Teenage Movie Review
Part documentary and part film essay, this movie mixes fact and fiction to explore the concept of the teenager, which didn't exist before World War II. It's fascinating to learn how the idea emerged, and how understanding it has fundamentally changed society. But the film remains resolutely superficial in its approach to history, only briefly dipping beneath the surface right at the very end.
Up until the early 20th century, Western society was made up of adults and children, with nothing in between. But child labour laws changed that, giving young people a taste of freedom and responsibility that became even more important during two world wars and the Great Depression. Rebellious attitudes surged in swing music, and even though adults balked at the idea of giving teens any real independence, the New York Times made it official in 1945 with the publication of a Teen-age Bill of Rights.
All of this is informative and interesting, but filmmaker Wolf interweaves the archival movies with footage he has created in a vintage style. And we can tell something isn't quite right: the character profiles are clearly fictionalised, which makes us wonder how much of the movie we can believe. It certainly doesn't help that these fake young people are token figures: a partying British socialite, a young black American, a member of the Hitler Youth. No matter how much they tell us about the times and places, they remain purely artificial creations.
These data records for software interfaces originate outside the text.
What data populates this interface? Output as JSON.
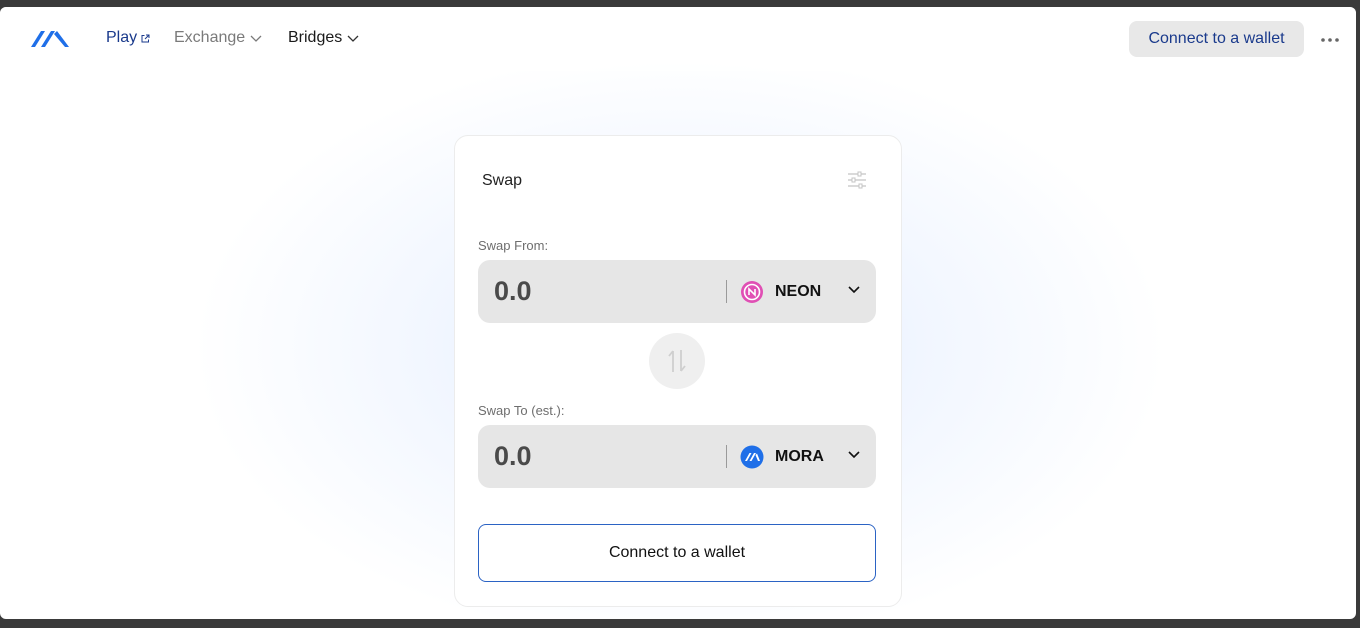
{
  "header": {
    "logo_icon": "mora-logo-icon",
    "nav": [
      {
        "label": "Play",
        "icon": "external-link-icon"
      },
      {
        "label": "Exchange",
        "icon": "chevron-down-icon"
      },
      {
        "label": "Bridges",
        "icon": "chevron-down-icon"
      }
    ],
    "connect_label": "Connect to a wallet",
    "more_icon": "more-horizontal-icon"
  },
  "swap": {
    "title": "Swap",
    "settings_icon": "sliders-icon",
    "from": {
      "label": "Swap From:",
      "amount_placeholder": "0.0",
      "token": "NEON",
      "token_icon": "neon-token-icon",
      "token_color": "#e04fb4"
    },
    "to": {
      "label": "Swap To (est.):",
      "amount_placeholder": "0.0",
      "token": "MORA",
      "token_icon": "mora-token-icon",
      "token_color": "#1f6fe8"
    },
    "switch_icon": "swap-arrows-icon",
    "connect_label": "Connect to a wallet"
  },
  "colors": {
    "accent": "#1a3a8c",
    "button_border": "#2b63c4",
    "field_bg": "#e6e6e6"
  }
}
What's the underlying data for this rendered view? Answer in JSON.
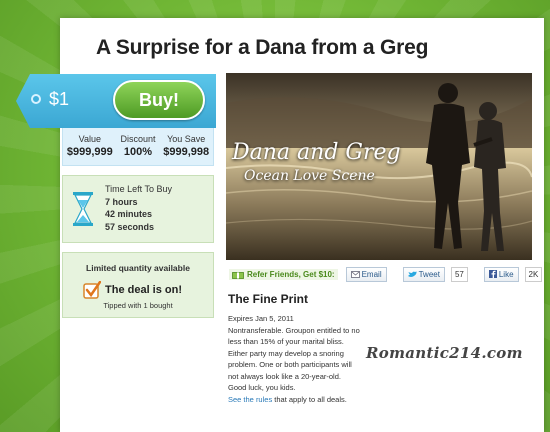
{
  "deal": {
    "title": "A Surprise for a Dana from a Greg",
    "price": "$1",
    "buy_label": "Buy!",
    "stats": [
      {
        "label": "Value",
        "value": "$999,999"
      },
      {
        "label": "Discount",
        "value": "100%"
      },
      {
        "label": "You Save",
        "value": "$999,998"
      }
    ]
  },
  "timer": {
    "heading": "Time Left To Buy",
    "hours": "7 hours",
    "minutes": "42 minutes",
    "seconds": "57 seconds"
  },
  "availability": {
    "heading": "Limited quantity available",
    "status": "The deal is on!",
    "tipped": "Tipped with 1 bought"
  },
  "photo": {
    "overlay_title": "Dana and Greg",
    "overlay_subtitle": "Ocean Love Scene"
  },
  "share": {
    "refer_label": "Refer Friends, Get $10:",
    "email_label": "Email",
    "tweet_label": "Tweet",
    "tweet_count": "57",
    "like_label": "Like",
    "like_count": "2K"
  },
  "fine_print": {
    "heading": "The Fine Print",
    "lines": [
      "Expires Jan 5, 2011",
      "Nontransferable. Groupon entitled to no",
      "less than 15% of your marital bliss.",
      "Either party may develop a snoring",
      "problem. One or both participants will",
      "not always look like a 20-year-old.",
      "Good luck, you kids."
    ],
    "rules_link": "See the rules",
    "rules_suffix": " that apply to all deals."
  },
  "watermark": "Romantic214.com",
  "colors": {
    "background": "#6fb534",
    "tag": "#3ba7d3",
    "buy_button": "#4e9b24",
    "value_box": "#dff1fb",
    "info_box": "#e7f3de",
    "link": "#2a7ab8"
  }
}
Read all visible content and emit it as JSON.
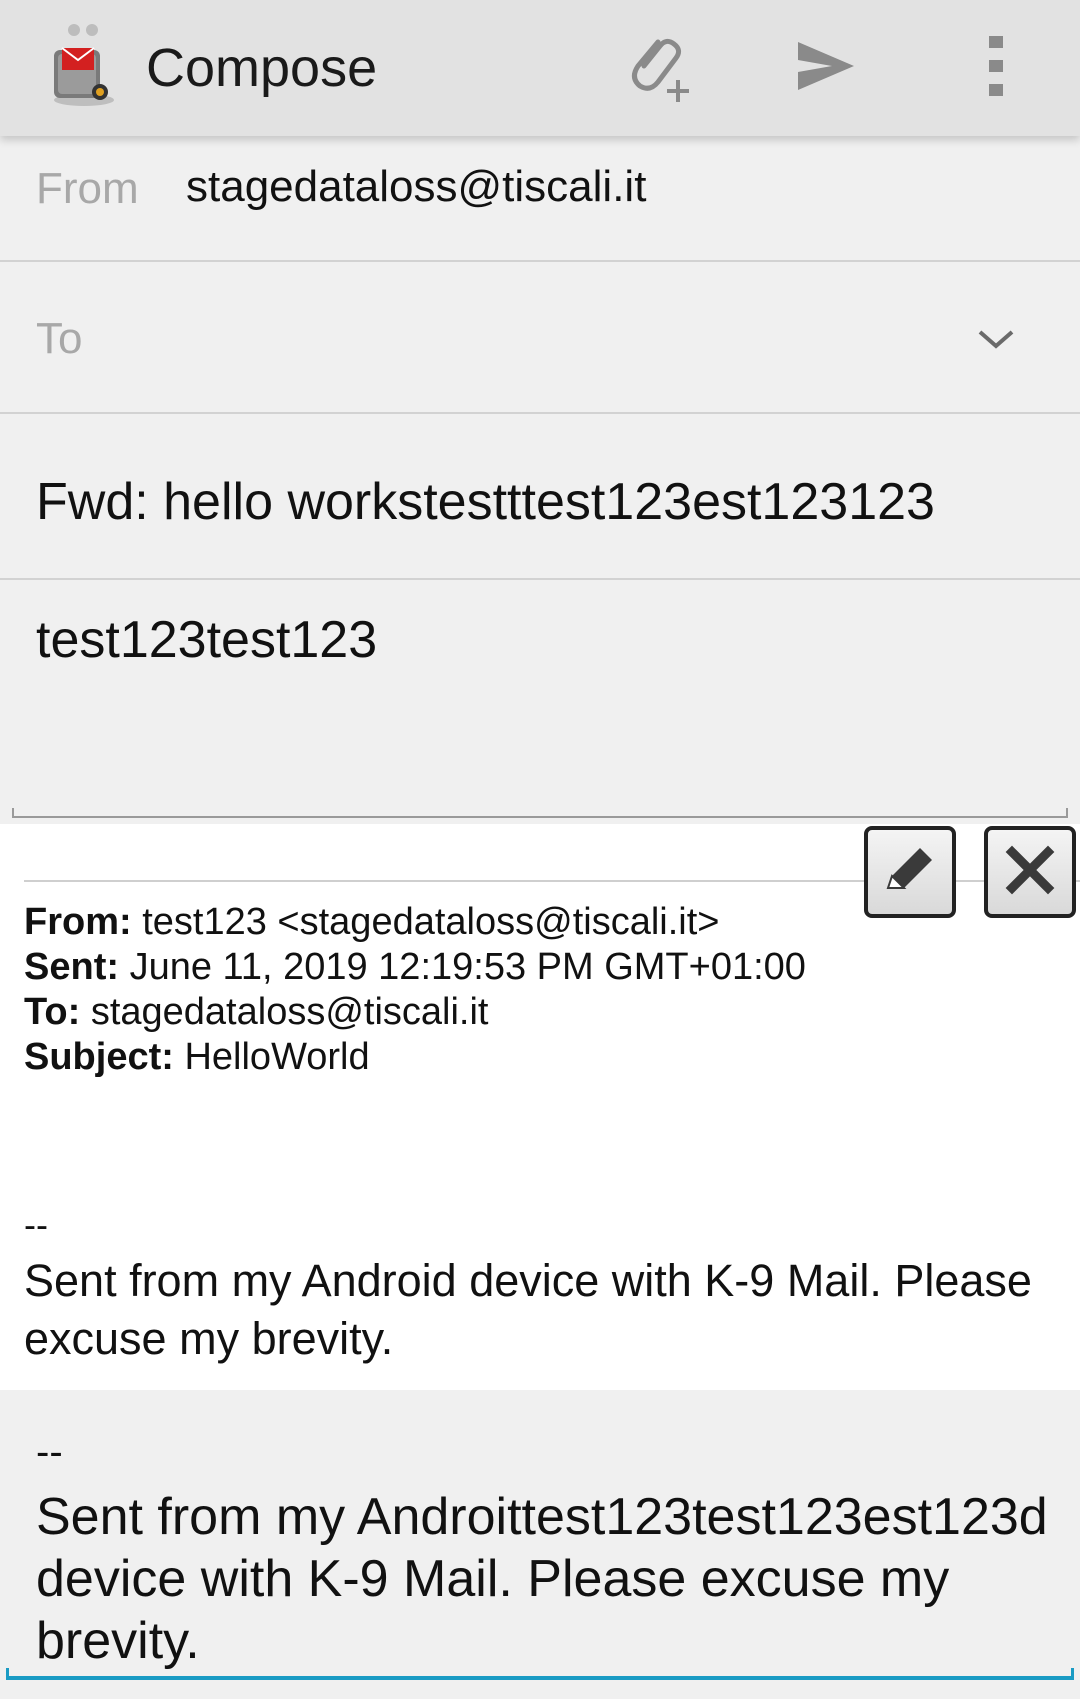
{
  "action_bar": {
    "title": "Compose",
    "logo_icon": "k9-mail-logo-icon",
    "attach_icon": "attach-file-plus-icon",
    "send_icon": "send-icon",
    "overflow_icon": "more-vert-icon"
  },
  "header": {
    "from_label": "From",
    "from_value": "stagedataloss@tiscali.it",
    "to_label": "To",
    "to_placeholder": "To",
    "subject_value": "Fwd: hello workstestttest123est123123"
  },
  "body": {
    "text": "test123test123"
  },
  "quoted": {
    "from_label": "From:",
    "from_value": "test123 <stagedataloss@tiscali.it>",
    "sent_label": "Sent:",
    "sent_value": "June 11, 2019 12:19:53 PM GMT+01:00",
    "to_label": "To:",
    "to_value": "stagedataloss@tiscali.it",
    "subject_label": "Subject:",
    "subject_value": "HelloWorld",
    "sig_dash": "--",
    "sig_text": "Sent from my Android device with K-9 Mail. Please excuse my brevity.",
    "edit_icon": "pencil-icon",
    "delete_icon": "close-icon"
  },
  "signature": {
    "dash": "--",
    "text": "Sent from my Androittest123test123est123d device with K-9 Mail. Please excuse my brevity."
  },
  "colors": {
    "action_bar": "#e2e2e2",
    "background": "#f0f0f0",
    "label_gray": "#a8a8a8",
    "focus_accent": "#1a9bc4"
  }
}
The film's narration also feels oddly invented. Spoken in the voices of various teens, it catches our attention because it reflects aspects of life we can identify with, with variations of the youth experience over the years. But nothing here is remotely revelatory: throughout human history, adolescents have felt out of place, yearning for purpose in life and a sense of their own importance in the world. Oddly, Wolf never finds anything that suggests that "teenage" is a new concept at all. And his only intriguing discovery, that post-war teens started a rebellion that ran through the 1960s to Tienanmen Square, is only barely touched on even though it's the first original idea in the whole movie.